I think 135 months, considering your age, is an appropriate sentence under the circumstances. I do find that this sentence of 135 months comports with the statutory objectives for sentencing as expressed in 18 U.S.C. § 3553. You've fooled a lot of people for a long time, but this sentence is entirely appropriate, and the jury spoke loudly and clearly in your case.
Sentencing Tr. at 99. Accordingly, we conclude that Liner is not entitled to resentencing.
Finally, Liner argues that the district court erred in awarding $155,000 in restitution to victims not specified in the indictment. We review the district court's restitution order for abuse of discretion and review de novo its application of the Mandatory Victims Restitution Act. United States v. Ross, 210 F.3d 916, 924 (8th Cir.2000). So long as the indictment details a broad scheme encompassing transactions beyond those alleged in the counts of conviction, the district court may order restitution to victims who suffered from defendant's criminal activity beyond what was described with particularity in the indictment. United States v. Bush, 252 F.3d 959, 963 (8th Cir.2001); see 18 U.S.C. 3663(a)(1)(A). Accordingly, we look to the indictment to determine whether the award constitutes a permissible restitution order.
Liner's indictment alleged a scheme to defraud that encompassed victims and losses beyond those specified in Counts 2 through 18. Liner's entire scheme, therefore, brings the unspecified victim's losses within the outer limits of the restitution order, and thus the district court properly afforded those victims relief.

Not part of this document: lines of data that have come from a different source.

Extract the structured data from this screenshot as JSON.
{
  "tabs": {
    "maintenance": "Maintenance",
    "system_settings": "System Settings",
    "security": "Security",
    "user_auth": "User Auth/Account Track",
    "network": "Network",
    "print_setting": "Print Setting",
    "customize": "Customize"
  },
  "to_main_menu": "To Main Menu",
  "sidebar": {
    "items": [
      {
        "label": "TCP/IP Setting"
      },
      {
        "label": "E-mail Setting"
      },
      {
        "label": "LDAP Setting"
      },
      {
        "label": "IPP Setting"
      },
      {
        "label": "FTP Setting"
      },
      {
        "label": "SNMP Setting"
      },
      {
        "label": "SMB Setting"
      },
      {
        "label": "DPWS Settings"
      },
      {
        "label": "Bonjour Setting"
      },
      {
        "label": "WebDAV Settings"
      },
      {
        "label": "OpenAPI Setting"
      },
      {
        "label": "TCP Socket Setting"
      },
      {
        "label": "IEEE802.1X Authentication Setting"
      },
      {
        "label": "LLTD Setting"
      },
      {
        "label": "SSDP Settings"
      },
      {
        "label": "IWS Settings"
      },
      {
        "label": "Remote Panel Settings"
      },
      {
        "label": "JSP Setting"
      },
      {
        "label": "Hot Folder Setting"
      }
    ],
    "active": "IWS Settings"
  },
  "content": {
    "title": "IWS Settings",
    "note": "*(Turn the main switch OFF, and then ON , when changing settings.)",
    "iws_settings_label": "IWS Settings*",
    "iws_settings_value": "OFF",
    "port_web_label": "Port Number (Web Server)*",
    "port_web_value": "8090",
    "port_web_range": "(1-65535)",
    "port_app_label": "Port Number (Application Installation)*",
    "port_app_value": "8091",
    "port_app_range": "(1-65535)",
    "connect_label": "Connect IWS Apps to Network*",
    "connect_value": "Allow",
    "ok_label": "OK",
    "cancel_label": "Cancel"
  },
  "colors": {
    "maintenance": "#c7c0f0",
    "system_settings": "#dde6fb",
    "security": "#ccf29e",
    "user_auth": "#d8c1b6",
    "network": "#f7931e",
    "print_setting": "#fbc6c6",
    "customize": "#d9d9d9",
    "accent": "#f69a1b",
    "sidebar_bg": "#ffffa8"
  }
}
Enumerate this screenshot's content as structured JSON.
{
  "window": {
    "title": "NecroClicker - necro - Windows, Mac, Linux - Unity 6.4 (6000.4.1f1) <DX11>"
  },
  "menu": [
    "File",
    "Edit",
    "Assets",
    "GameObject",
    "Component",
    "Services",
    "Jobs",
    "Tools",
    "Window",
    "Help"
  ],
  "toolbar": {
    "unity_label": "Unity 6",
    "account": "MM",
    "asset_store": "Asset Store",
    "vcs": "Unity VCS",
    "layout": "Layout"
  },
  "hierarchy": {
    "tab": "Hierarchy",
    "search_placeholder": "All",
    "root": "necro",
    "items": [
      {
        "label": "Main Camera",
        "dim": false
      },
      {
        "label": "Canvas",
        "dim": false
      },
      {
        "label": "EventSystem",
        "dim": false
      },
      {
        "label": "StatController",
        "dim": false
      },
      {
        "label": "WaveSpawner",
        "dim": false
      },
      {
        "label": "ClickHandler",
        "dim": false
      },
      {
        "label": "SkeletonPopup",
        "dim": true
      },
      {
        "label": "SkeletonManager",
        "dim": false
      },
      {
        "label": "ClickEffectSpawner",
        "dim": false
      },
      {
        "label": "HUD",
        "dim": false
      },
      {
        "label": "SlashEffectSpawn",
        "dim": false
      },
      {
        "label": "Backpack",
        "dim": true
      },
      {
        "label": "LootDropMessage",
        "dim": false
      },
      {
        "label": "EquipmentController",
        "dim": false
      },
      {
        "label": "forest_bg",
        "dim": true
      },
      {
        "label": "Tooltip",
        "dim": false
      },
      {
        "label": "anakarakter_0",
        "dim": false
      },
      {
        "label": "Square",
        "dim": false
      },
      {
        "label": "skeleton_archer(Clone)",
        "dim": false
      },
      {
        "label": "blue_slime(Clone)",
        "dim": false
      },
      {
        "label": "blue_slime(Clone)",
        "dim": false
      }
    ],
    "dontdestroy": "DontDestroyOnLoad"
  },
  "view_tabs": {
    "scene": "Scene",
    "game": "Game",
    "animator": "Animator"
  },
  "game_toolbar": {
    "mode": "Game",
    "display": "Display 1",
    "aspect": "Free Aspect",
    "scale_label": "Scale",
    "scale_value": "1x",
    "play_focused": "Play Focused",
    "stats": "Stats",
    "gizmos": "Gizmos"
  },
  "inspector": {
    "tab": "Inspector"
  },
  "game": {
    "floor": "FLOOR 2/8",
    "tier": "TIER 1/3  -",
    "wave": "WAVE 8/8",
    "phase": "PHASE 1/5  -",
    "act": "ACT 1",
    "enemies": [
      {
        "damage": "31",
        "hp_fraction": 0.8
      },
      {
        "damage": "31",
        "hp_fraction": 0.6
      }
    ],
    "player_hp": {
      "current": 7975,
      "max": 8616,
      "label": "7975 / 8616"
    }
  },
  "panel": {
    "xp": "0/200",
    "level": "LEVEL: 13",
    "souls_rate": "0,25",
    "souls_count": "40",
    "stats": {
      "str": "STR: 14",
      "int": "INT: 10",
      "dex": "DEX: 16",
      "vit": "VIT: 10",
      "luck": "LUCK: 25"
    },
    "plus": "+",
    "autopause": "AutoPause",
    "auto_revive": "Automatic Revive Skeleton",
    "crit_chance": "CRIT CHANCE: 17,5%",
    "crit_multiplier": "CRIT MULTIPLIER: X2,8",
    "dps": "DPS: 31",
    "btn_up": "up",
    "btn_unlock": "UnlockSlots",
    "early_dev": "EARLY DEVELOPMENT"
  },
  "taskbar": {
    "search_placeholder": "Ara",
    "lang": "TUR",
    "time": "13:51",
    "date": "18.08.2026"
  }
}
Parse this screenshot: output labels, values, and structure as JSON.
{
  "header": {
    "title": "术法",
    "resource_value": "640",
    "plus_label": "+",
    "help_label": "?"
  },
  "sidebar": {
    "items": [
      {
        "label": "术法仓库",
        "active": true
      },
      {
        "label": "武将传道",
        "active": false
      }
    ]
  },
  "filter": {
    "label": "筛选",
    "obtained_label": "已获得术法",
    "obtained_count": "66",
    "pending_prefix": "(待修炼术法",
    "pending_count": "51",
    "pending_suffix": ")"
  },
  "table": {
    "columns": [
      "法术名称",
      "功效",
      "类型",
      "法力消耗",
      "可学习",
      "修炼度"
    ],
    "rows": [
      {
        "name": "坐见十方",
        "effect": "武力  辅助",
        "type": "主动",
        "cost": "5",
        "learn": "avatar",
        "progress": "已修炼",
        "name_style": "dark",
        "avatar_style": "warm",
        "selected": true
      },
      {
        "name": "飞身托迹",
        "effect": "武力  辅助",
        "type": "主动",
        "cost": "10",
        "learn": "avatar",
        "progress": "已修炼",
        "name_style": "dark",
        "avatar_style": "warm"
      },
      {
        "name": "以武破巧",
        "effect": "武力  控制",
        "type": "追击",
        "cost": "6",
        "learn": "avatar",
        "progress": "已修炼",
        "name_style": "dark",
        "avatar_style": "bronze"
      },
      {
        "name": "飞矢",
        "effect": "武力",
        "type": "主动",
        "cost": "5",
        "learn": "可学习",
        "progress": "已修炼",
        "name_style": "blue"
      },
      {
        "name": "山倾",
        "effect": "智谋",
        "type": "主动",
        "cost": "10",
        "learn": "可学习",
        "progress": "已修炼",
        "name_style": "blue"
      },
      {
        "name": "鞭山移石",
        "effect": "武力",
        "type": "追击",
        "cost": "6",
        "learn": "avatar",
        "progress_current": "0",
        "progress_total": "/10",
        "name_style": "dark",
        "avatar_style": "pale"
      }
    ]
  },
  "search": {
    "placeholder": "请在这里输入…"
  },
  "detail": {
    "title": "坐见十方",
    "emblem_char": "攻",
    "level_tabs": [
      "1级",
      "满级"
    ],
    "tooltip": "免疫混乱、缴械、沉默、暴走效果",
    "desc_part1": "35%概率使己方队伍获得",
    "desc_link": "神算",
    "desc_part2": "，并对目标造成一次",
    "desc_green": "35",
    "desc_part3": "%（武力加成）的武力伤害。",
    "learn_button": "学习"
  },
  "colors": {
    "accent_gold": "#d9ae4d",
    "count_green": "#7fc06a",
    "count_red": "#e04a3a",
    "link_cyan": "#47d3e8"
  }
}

The sentence and restitution order are affirmed.
The Honorable Ann D. Montgomery, United States District Judge for the District of Minnesota